The legacy of the artist Rufino Tamayo

For more than sixty years, Rufino Tamayo worked uninterruptedly, exhibiting in several countries and the best galleries in New York and Europe. His vast oeuvre was not limited to easel painting.

In addition to his mural work, he ventured into the graphic arts with various techniques: woodcut, etching, lithography, silkscreen, and biography; and into the field of sculpture with several sculptures: Homage to the Sun (1980), Germ and The Conquest of Space (1983), the latter for the San Francisco International Airport.

All of them are metallic structures of large dimensions, with an abstract conception. Tamayo was an extremely complete artist. His work was recognized and awarded in our country and countries such as the United States, France, England, Italy, Israel, the Dominican Republic, and Tokyo.

The Rufino Tamayo Museum of Pre-Hispanic Art was inaugurated in 1974 in the city of Oaxaca, with a collection of 1,300 pieces of pre-Columbian art donated by the artist.

In 1981, the Rufino Tamayo Museum of International Contemporary Art was inaugurated in Mexico City's Chapultepec Forest. The collection is made up of the donation of more than three hundred works that the painter and his wife gathered throughout his life.

In 1990 he finished El muchacho del violón (The Boy with the Violon), his last work. On April 4, 1991, the Asylum for the Elderly "Los Tamayo" was inaugurated in the city of Oaxaca.

On June 24, 1991, Rufino Tamayo died in Mexico City. His remains rest in the museum he founded in this city. Almost two and a half years later, on January 23, 1994, his wife Olga died in the city of Cuernavaca.

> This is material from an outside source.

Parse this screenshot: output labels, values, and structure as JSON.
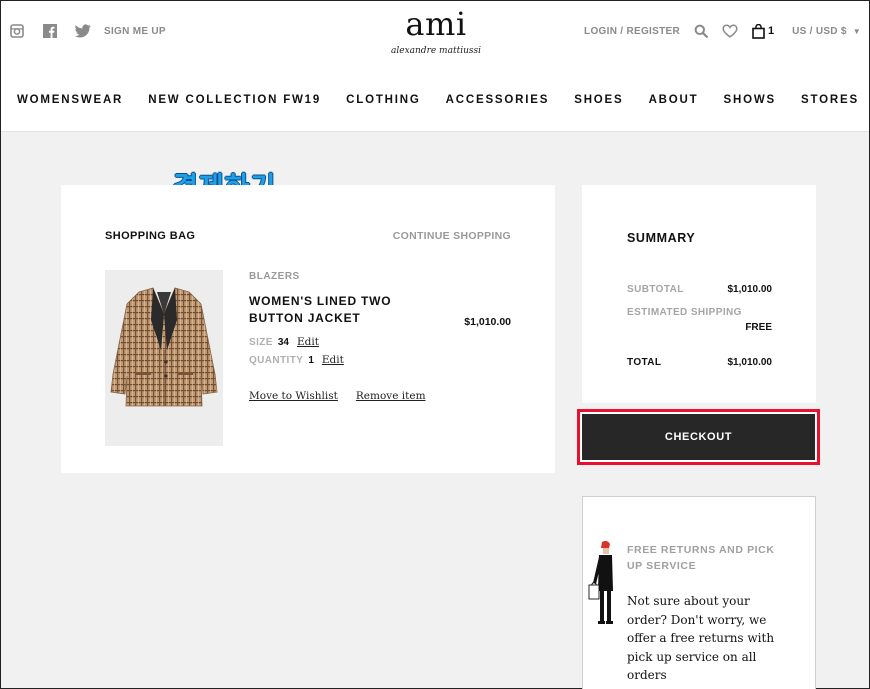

Her ashes remain next to those of the master.

For more information, you are welcome to explore Rufino Tamayo's work at the museum of the same name and appreciate his idea of the human being.

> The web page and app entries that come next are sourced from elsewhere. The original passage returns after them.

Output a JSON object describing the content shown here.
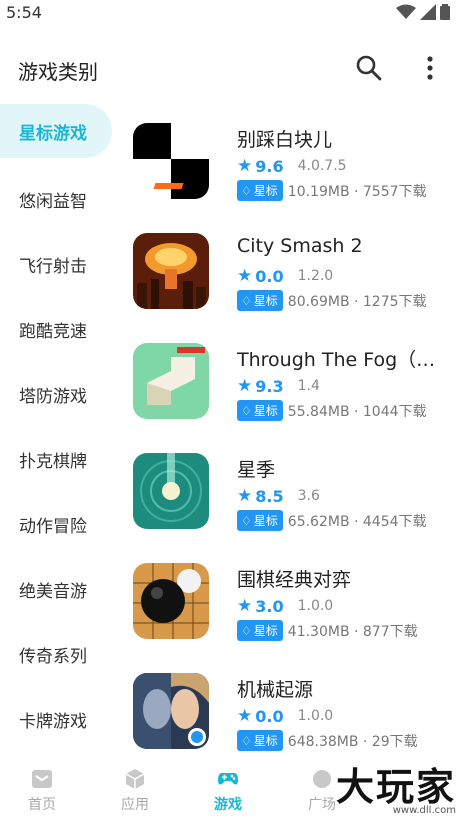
{
  "status": {
    "time": "5:54"
  },
  "header": {
    "title": "游戏类别"
  },
  "sidebar": {
    "items": [
      {
        "label": "星标游戏",
        "active": true
      },
      {
        "label": "悠闲益智"
      },
      {
        "label": "飞行射击"
      },
      {
        "label": "跑酷竞速"
      },
      {
        "label": "塔防游戏"
      },
      {
        "label": "扑克棋牌"
      },
      {
        "label": "动作冒险"
      },
      {
        "label": "绝美音游"
      },
      {
        "label": "传奇系列"
      },
      {
        "label": "卡牌游戏"
      }
    ]
  },
  "apps": [
    {
      "name": "别踩白块儿",
      "score": "9.6",
      "version": "4.0.7.5",
      "badge": "星标",
      "info": "10.19MB · 7557下载",
      "icon": "piano-tiles-icon"
    },
    {
      "name": "City Smash 2",
      "score": "0.0",
      "version": "1.2.0",
      "badge": "星标",
      "info": "80.69MB · 1275下载",
      "icon": "city-smash-icon"
    },
    {
      "name": "Through The Fog（穿越迷雾）",
      "score": "9.3",
      "version": "1.4",
      "badge": "星标",
      "info": "55.84MB · 1044下载",
      "icon": "through-fog-icon"
    },
    {
      "name": "星季",
      "score": "8.5",
      "version": "3.6",
      "badge": "星标",
      "info": "65.62MB · 4454下载",
      "icon": "star-season-icon"
    },
    {
      "name": "围棋经典对弈",
      "score": "3.0",
      "version": "1.0.0",
      "badge": "星标",
      "info": "41.30MB · 877下载",
      "icon": "go-game-icon"
    },
    {
      "name": "机械起源",
      "score": "0.0",
      "version": "1.0.0",
      "badge": "星标",
      "info": "648.38MB · 29下载",
      "icon": "mech-origin-icon"
    }
  ],
  "tabbar": {
    "tabs": [
      {
        "label": "首页",
        "icon": "home-icon"
      },
      {
        "label": "应用",
        "icon": "apps-cube-icon"
      },
      {
        "label": "游戏",
        "icon": "gamepad-icon",
        "active": true
      },
      {
        "label": "广场",
        "icon": "plaza-icon"
      }
    ]
  },
  "watermark": {
    "text": "大玩家",
    "sub": "www.dll.com"
  },
  "colors": {
    "accent": "#1ab7d5",
    "star_blue": "#2196f3",
    "active_bg": "#e2f6f9"
  }
}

Author: Rosa Elena González, Source: Correo del Maestro. No. 39, pages 40-45.